In his opinion, the left needs strong candidates to challenge the right in elections, but this is not enough since the strategic “utility” of legislators and government leaders rises and falls in accordance with political perspectives and the level of organization outside of the institutional environment, implying the need for a change in methods on the left, and a recovery of spaces lost alongside the working class.

In Latin America, “The challenge for this possible left is that of building alternatives to capitalism in the economic field, where the current plan is the Uber-ization of the economy; total deregulation – except when the state is needed to dismantle a progressive gain; but above all, build alternatives in the cultural field, challenge capitalist hegemony in the cultural (and media) environment to construct a people, not consumer citizens deluded with false middle class hopes,” writes political analyst Katu Arkonada on the teleSUR blog.

Likewise, essayist, journalist, sociologist, university professor, and political analyst Olmedo Beluche, wrote in Rebelión: “Without nationalization of the national banking and financial system, without state control of foreign trade; and without the nationalization of large industries, that is, without truly socialist measures, Latin American governments in general are at the mercy of the bourgeoisie, of imperialism, and economic sabotage, as the case of Venezuela has repeatedly shown.”
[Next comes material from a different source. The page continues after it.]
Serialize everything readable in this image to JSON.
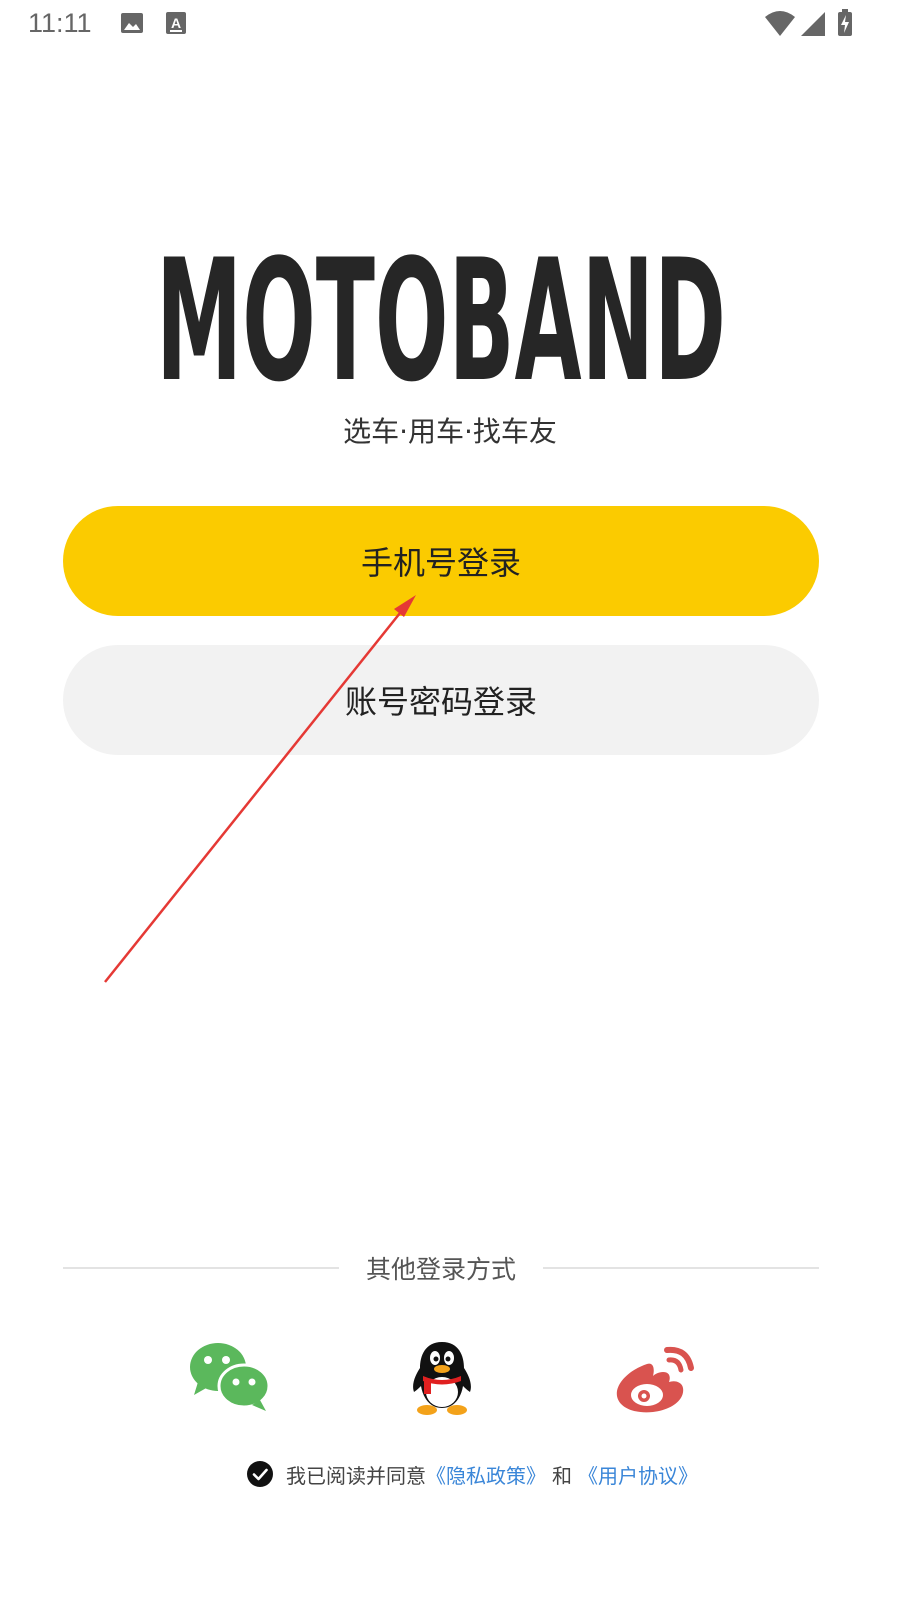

This contradiction, he argues, explains the limitations of the left and the difficulty it faces in responding to the offensive being mounted by national right wing forces supported by U.S. imperialism, plus the reformist attitude of leaders who docilely accept the formalities of bourgeois institutions.

The majority of analysts agree that the progressive cycle on the continent is in crisis, but not coming to an end. Although some popular governments were removed from office via elections (Argentina) or through semi-legal or judicial maneuvers (Brazil), the progressive era’s hard core of change has not collapsed: Bolivia and Venezuela, accompanied by Nicaragua and the Cuban Revolution.

“The two projects, along with Nicaragua and Cuba, which propose going beyond capitalist relations in the long run, are on their feet, indicating that the strategic battle of our time is defending these processes,” as was made clear during the 24th annual meeting of the São Paulo Forum, held in Havana this past July.

At this gathering of the region’s political forces, proposals were made for sustained action based on the idea that government positions won by the left must reinforce their legitimate hegemony and build popular power. Peoples with political consciousness are always the best antidote to the return of the right in the Americas.

STRATEGIES FROM THE LEFT

– Systematically and creatively disseminate the economic, social, and political gains of popular governments that, for one reason or another, have suffered reverses, as well as those which have endured.

– Strengthen a constructive, serene debate on the historic, political, and ideological limitations of each process.

– Seek more efficient mechanisms for organization, consciousness building, and political participation of the social base committed to post-neoliberal change.

– Renovate relations between government political parties and popular movements with nationalist and patriotic positions, taking a favorable position on the need for a state that assures democratic functioning in the construction of consensus.

– Build consensus among segments of society that share, or could share, demands, interests, and revolutionary or progressive change.

– Strengthen the cause of Puerto Rican independence, as a symbol of the anti-colonial struggle to be defended.

– Build active participation of the people and national majorities in the political process of each country.

– Provide decisive support and encourage liberation efforts and anti-capitalist ideas within social movements.

– Promote efforts to advance the integration of what Martí called Our America.

– Support, in all international spaces available, any action taken to reduce the level of domination and hegemony of the United States in our countries, as essential and possible.